===== Material shown

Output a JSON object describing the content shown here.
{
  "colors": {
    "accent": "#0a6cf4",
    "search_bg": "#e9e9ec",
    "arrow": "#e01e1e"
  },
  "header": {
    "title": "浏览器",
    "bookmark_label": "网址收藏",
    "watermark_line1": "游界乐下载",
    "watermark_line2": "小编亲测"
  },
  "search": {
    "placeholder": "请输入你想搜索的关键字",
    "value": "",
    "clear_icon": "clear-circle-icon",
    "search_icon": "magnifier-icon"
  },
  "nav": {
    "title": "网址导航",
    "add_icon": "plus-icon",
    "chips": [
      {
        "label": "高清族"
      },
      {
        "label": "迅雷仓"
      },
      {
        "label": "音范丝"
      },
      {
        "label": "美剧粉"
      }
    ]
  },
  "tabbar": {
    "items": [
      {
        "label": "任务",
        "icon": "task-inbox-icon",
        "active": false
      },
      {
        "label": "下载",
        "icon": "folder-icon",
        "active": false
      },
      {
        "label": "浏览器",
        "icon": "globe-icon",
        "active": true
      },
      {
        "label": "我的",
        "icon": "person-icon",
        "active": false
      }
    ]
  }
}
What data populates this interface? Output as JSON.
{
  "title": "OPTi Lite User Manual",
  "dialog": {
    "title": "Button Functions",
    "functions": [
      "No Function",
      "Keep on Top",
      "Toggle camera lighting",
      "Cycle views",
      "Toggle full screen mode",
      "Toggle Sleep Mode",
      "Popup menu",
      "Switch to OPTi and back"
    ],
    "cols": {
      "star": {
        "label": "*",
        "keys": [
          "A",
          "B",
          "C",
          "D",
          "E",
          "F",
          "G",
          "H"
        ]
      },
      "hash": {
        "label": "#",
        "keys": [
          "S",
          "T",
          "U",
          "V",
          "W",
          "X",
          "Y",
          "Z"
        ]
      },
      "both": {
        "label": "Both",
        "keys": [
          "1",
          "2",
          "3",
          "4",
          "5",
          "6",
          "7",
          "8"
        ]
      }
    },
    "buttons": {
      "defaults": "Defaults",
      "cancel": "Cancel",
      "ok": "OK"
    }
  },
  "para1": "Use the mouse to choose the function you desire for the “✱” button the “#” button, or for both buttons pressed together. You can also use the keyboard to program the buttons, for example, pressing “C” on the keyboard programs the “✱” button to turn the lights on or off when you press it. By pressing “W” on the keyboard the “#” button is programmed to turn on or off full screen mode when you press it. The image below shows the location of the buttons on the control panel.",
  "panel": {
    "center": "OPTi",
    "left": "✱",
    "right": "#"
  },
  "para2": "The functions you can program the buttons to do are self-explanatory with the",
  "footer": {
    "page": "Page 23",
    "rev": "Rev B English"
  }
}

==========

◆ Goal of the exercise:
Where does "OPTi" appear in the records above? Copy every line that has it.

◆ Written answer:
  "title": "OPTi Lite User Manual",
      "Switch to OPTi and back"
    "center": "OPTi",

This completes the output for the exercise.